Health and Education

Health and Education

Obesity rates in America are at crisis levels. Numerous sources have indicated that more than two-thirds of American adults and nearly one-third of American children are overweight or obese.1 If we do not reverse the trend, the next generation of Americans may have a shorter lifespan than their parents.2

Government, non-profits, foundations and families are scrambling to figure out ways to make healthful food more accessible and to teach Americans to seek out and appreciate fresh, nutritious meals. A key part of that battle is educating children about what they are eating and where their food comes from. As a recent study showed, children who learn about food in school gardens, the classroom, and the cafeteria show an increased knowledge of nutrition, a preference for leafy greens, a positive attitude about healthy school lunch, and a firm grasp on how food affects the environment.3
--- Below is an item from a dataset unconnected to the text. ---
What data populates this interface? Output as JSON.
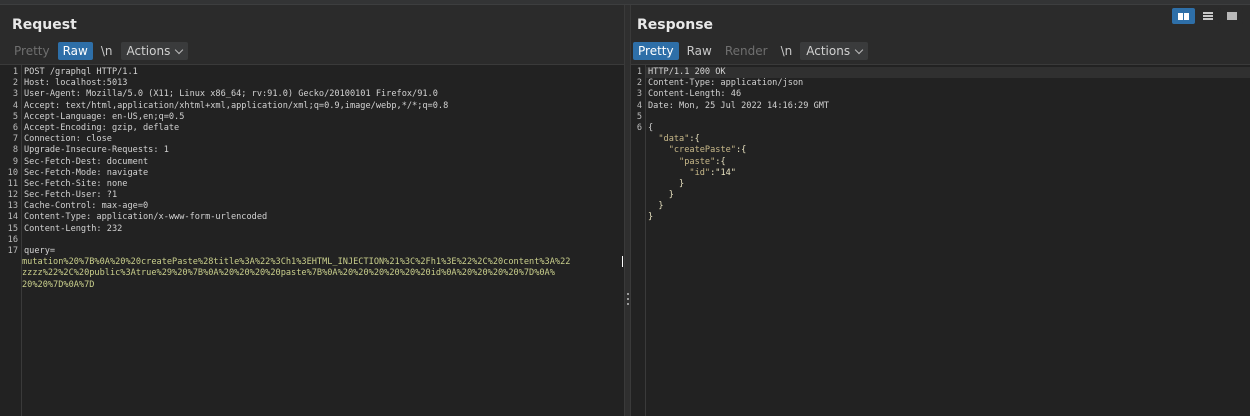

At the Chipotle Cultivate Foundation, we believe that eating a balanced diet of whole, unprocessed foods tastes better – and is better for you. Through grants to partners such as those previously supported by Chipotle, including Jamie Oliver's Food Revolution, the Lunch Box, and Veggie U, we will help to educate Americans about the pleasures and benefits of eating well.

1. Levi, Jeffrey, et. al. “F as in Fat: How Obesity Threatens America’s Future.” Robert Wood Johnson Foundation. July 2011. http://healthyamericans.org/reports/obesity2011/Obesity2011Report.pdf
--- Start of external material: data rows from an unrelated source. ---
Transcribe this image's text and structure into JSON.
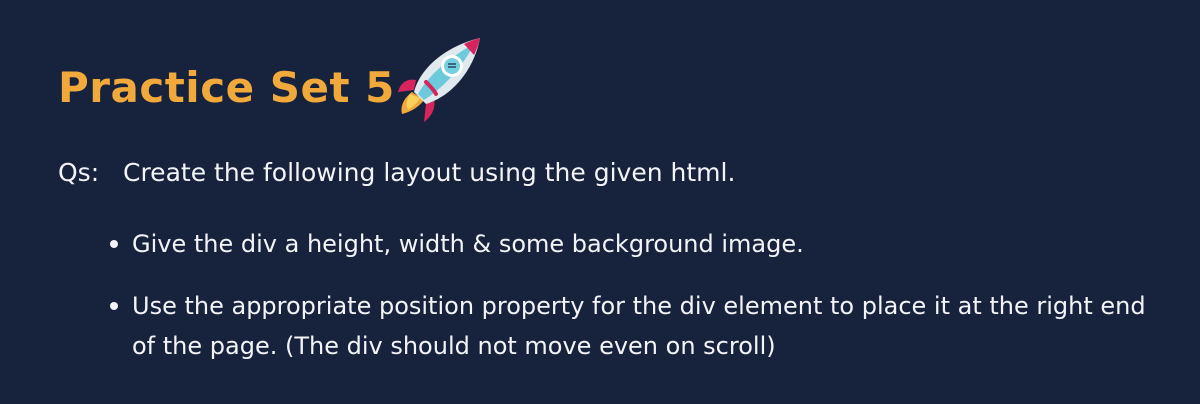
{
  "slide": {
    "title": "Practice Set 5",
    "title_icon": "rocket-icon",
    "question_label": "Qs:",
    "question_text": "Create the following layout using the given html.",
    "bullets": [
      {
        "text": "Give the div a height, width & some background image."
      },
      {
        "text": "Use the appropriate position property for the div element to place it at the right end of the page. (The div should not move even on scroll)"
      }
    ]
  },
  "colors": {
    "background": "#17233d",
    "title": "#f2a93b",
    "text": "#f3f4f7"
  }
}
2. Olshansky, S. Jay, et. al. “A Potential Decline in Life Expectancy in the United States in the 21st Century.” N Engl J Med; 352: 1138-1145. March 17, 2005.
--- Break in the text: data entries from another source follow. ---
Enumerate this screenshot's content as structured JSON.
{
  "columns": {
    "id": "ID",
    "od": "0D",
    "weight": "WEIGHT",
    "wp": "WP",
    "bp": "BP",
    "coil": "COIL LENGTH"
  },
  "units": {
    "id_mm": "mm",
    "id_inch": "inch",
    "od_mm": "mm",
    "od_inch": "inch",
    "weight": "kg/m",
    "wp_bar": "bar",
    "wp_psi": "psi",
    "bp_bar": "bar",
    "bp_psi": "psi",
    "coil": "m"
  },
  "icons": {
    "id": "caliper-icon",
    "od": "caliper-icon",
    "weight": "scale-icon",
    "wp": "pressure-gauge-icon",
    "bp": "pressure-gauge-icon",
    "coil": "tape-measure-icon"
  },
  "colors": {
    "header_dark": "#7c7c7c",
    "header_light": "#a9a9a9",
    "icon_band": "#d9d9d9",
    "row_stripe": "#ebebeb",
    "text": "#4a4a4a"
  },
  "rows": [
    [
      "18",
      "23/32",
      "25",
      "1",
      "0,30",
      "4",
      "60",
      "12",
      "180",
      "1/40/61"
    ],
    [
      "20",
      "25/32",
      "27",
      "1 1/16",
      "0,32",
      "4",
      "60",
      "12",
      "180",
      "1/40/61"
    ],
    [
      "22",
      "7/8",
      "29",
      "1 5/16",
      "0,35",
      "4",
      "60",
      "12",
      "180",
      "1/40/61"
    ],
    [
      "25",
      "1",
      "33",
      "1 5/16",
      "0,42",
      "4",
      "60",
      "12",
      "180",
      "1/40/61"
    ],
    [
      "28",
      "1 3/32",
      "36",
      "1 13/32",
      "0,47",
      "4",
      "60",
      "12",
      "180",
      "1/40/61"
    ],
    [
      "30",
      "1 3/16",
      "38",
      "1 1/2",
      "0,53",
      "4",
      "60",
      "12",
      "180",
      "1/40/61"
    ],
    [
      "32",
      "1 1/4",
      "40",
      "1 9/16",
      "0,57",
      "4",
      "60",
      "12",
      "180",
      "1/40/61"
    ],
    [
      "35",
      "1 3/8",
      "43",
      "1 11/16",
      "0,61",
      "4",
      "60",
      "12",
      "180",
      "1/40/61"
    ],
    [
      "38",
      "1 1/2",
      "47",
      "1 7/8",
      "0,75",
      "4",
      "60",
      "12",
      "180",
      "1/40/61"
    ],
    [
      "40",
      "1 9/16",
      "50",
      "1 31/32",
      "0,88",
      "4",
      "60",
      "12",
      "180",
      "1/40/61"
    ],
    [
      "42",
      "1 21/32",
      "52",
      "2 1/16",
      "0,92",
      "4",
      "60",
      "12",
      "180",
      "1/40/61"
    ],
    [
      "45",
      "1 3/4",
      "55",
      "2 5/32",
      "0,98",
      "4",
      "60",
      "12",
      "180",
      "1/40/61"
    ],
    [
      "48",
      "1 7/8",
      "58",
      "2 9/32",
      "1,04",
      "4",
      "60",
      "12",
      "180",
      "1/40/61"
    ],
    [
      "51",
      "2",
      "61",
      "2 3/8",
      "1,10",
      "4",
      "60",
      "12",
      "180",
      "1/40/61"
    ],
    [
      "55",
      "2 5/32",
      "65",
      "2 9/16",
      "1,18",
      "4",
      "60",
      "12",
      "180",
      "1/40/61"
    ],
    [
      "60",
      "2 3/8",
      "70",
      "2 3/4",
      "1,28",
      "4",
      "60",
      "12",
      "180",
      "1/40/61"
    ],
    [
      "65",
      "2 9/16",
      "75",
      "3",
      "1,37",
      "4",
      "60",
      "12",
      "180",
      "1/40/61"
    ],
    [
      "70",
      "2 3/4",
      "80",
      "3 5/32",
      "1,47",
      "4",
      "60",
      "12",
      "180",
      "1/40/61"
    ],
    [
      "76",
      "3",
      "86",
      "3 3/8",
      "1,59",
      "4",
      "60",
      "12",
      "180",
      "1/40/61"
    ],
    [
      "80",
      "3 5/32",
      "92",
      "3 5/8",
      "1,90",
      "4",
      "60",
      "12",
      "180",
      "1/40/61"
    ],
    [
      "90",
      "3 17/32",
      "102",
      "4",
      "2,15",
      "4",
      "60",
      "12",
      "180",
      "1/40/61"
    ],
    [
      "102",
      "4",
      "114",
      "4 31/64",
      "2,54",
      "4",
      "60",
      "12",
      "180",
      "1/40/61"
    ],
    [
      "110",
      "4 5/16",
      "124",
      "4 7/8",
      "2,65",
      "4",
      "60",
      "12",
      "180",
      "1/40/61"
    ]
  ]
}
3. Atkins, Robert and Veronica. “An Evaluation of the School Lunch Initiative.” The Chez Panisse Foundation. September 2010. http://www.schoollunchinitiative.org/downloads/sli_eval_full_report_2010.pdf